APPELLATE COURT OF ILLINOIS, FIRST DISTRICT, THIRD DIVISION
and BEVERLY EISENSTEIN, Respondent-Appellee
526 N.E.2d 496, 172 Ill. App. 3d 264, 122 Ill. Dec. 237 1988.IL.1015
Appeal from the Circuit Court of Cook County; the Hon. Julia Nowicki, Judge, presiding.
JUSTICE McNAMARA delivered the opinion of the court. WHITE, P.J., and RIZZI, J., concur.
DECISION OF THE COURT DELIVERED BY THE HONORABLE JUDGE MCNAMARA
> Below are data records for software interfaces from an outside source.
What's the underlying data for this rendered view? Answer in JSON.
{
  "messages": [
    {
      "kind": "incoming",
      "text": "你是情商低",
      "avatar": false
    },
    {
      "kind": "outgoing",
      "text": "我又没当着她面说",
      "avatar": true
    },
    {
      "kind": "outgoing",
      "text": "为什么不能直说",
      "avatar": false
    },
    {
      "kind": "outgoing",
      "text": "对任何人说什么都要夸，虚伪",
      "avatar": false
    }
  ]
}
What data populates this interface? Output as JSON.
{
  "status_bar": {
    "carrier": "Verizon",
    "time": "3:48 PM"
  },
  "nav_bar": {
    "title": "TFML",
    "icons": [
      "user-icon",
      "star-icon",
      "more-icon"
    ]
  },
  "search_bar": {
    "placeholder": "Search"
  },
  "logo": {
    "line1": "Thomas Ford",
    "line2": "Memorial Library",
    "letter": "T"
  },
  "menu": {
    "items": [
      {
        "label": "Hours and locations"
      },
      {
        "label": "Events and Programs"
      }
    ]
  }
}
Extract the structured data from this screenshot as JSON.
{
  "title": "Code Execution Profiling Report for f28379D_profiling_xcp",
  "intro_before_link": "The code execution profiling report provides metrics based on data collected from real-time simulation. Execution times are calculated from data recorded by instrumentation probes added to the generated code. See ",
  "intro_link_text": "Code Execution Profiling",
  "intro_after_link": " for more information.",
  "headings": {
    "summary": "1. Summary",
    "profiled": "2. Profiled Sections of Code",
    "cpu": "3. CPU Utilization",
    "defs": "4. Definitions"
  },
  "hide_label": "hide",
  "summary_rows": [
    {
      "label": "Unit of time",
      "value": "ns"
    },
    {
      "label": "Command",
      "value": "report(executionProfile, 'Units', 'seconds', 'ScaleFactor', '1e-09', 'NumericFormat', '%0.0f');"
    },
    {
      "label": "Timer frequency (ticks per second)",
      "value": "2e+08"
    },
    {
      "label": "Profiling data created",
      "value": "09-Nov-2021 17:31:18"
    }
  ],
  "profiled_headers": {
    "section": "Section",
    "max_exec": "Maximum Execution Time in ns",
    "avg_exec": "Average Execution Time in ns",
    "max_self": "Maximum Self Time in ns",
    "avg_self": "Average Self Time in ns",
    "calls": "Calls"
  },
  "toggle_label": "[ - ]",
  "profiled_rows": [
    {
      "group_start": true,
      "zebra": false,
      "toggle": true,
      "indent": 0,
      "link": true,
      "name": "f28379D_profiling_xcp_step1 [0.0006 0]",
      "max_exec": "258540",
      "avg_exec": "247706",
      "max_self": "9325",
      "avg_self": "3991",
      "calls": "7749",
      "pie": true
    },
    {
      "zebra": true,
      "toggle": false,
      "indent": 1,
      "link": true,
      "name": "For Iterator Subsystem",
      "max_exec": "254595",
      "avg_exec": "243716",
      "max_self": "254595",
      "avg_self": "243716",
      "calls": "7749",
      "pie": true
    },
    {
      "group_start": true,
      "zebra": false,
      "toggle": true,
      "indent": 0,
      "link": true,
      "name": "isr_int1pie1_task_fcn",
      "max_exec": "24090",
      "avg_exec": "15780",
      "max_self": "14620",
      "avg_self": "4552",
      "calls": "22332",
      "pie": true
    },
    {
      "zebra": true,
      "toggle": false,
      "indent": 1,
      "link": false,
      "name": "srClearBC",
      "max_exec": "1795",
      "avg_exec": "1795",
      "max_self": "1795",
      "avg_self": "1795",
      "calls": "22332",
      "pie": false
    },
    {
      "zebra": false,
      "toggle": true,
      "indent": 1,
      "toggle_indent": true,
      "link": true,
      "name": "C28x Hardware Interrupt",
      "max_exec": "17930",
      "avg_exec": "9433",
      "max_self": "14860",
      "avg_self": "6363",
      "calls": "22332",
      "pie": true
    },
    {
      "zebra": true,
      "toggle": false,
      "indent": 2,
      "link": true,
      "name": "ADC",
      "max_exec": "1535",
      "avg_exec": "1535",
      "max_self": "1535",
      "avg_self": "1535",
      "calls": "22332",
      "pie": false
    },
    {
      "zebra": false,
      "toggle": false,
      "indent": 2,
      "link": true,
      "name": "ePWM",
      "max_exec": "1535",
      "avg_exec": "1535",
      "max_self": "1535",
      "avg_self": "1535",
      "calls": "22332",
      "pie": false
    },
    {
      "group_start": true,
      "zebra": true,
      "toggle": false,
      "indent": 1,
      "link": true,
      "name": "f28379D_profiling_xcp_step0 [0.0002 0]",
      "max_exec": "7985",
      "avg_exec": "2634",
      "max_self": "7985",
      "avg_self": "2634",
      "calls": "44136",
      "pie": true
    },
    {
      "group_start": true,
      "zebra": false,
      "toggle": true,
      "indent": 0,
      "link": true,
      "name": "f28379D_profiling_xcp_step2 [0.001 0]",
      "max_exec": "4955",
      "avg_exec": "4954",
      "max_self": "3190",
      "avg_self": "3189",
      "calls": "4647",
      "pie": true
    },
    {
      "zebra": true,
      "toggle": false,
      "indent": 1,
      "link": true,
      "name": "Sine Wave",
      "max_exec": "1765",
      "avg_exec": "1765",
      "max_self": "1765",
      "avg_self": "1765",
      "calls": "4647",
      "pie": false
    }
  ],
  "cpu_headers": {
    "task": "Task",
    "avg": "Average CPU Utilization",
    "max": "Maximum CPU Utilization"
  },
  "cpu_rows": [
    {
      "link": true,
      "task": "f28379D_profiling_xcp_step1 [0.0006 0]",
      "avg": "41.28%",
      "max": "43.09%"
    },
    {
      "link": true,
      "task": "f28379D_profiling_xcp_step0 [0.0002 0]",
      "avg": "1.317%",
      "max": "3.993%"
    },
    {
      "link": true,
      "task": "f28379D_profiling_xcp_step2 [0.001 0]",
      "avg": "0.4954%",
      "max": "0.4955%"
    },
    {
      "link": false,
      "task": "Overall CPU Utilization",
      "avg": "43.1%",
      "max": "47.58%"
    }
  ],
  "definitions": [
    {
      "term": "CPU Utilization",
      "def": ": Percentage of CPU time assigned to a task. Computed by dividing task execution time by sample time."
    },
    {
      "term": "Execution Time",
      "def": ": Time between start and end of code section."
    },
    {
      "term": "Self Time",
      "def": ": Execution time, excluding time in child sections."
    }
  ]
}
Petitioner Martin Eisenstein filed a post-divorce judgment petition seeking to reduce his obligation to pay unallocated maintenance and child support to his former wife, respondent Beverly Eisenstein. The trial court denied the petition, finding no substantial and material change in circumstances had occurred since the dissolution of the marriage which warranted a reduction of support payments. On appeal, petitioner claims the trial court abused its discretion and ruled against the manifest weight of the evidence. Petitioner further appeals from the court's finding of contempt against him for failure to make payments in compliance with the court judgment.
The marriage of petitioner and respondent was dissolved on June 7, 1982. At that time, the parties had two adult children and one minor child. The judgment incorporated a written separation agreement, by which the parties agreed that petitioner would pay respondent unallocated maintenance and child support in the amount of $2,600 per month for 35 months after the inception of the agreement, May 1982, subject to reduction upon the sale of the former marital home. They also agreed petitioner would pay support in the amount of $2,166 per month commencing May 1, 1985, for 47 months and $1,733 per month commencing on May 1, 1989, for 11 months.
Pursuant to the separation agreement, the parties agreed that respondent would receive total ownership of the marital residence, while each party retained sole interest in property under his or her control, including all businesses, partnerships, corporations and other business ventures. Thereby, petitioner received the interest in his business ventures and real estate along with the accompanying liabilities. Petitioner released respondent of any responsibility for $625,000 in liabilities incurred by several of his business concerns.
Petitioner complied in full with his obligation pursuant to the agreement until May 1, 1985, at which time he reduced the amount of his payments from $2,166 per month to $1,000 per month. At the same time, he filed a petition for modification of judgment claiming a substantial and material change in circumstances since the time of the judgment; he prayed that the court reduce or terminate his obligation to pay maintenance and support. Respondent filed a petition for a rule to show cause and for other relief alleging that petitioner was in arrears in his obligation to pay support. In September and October 1986, the trial court heard the following evidence.
Petitioner's primary business venture was Standard Industrial and Automotive Equipment, an automotive and shop equipment concern owned by petitioner with a partner. In 1981, petitioner drew a salary of $52,000 plus a bonus of approximately $15,000 from Standard. In 1982, petitioner earned $40,330 and no bonus from Standard. In 1985, petitioner received a salary of $14,700 from this concern. At the time of the hearing, petitioner testified that business was slow but he was receiving approximately $1,500 per month from Standard and the salary was automatically sent to the Bank Leumi to repay a loan owed by G & M Partners, another business owned by petitioner.
At the time of the hearing, petitioner owned a 50% interest in Standard Automotive Warehouse. He and a partner are in the process of buying out a third party's interest. Petitioner testified that prior to the separation agreement, he received yearly income from Standard Warehouse in the amount of $15,000 which he immediately reinvested in the company. Neither petitioner's 1982 nor 1985 tax return reflects any income from Standard Warehouse. At the time of the hearing, petitioner testified that he was not receiving any income from Standard Warehouse.
In early 1982, petitioner owned an interest in an auto leasing company known as GJM Associates. This concern was sold prior to the dissolution.
Petitioner also owns a 50% interest in G & M Partners, Ltd., which is in the business of marketing an automotive device named "fueltron." Petitioner, his current spouse, and his partner signed a note to borrow approximately $150,000 to $200,000 to finance this concern. Petitioner's tax return reported an ordinary income loss on this venture in 1982 of $27,196. His 1985 tax return showed a G & M partnership loss of $4,631. Petitioner testified that G & M was not earning any income, and he ...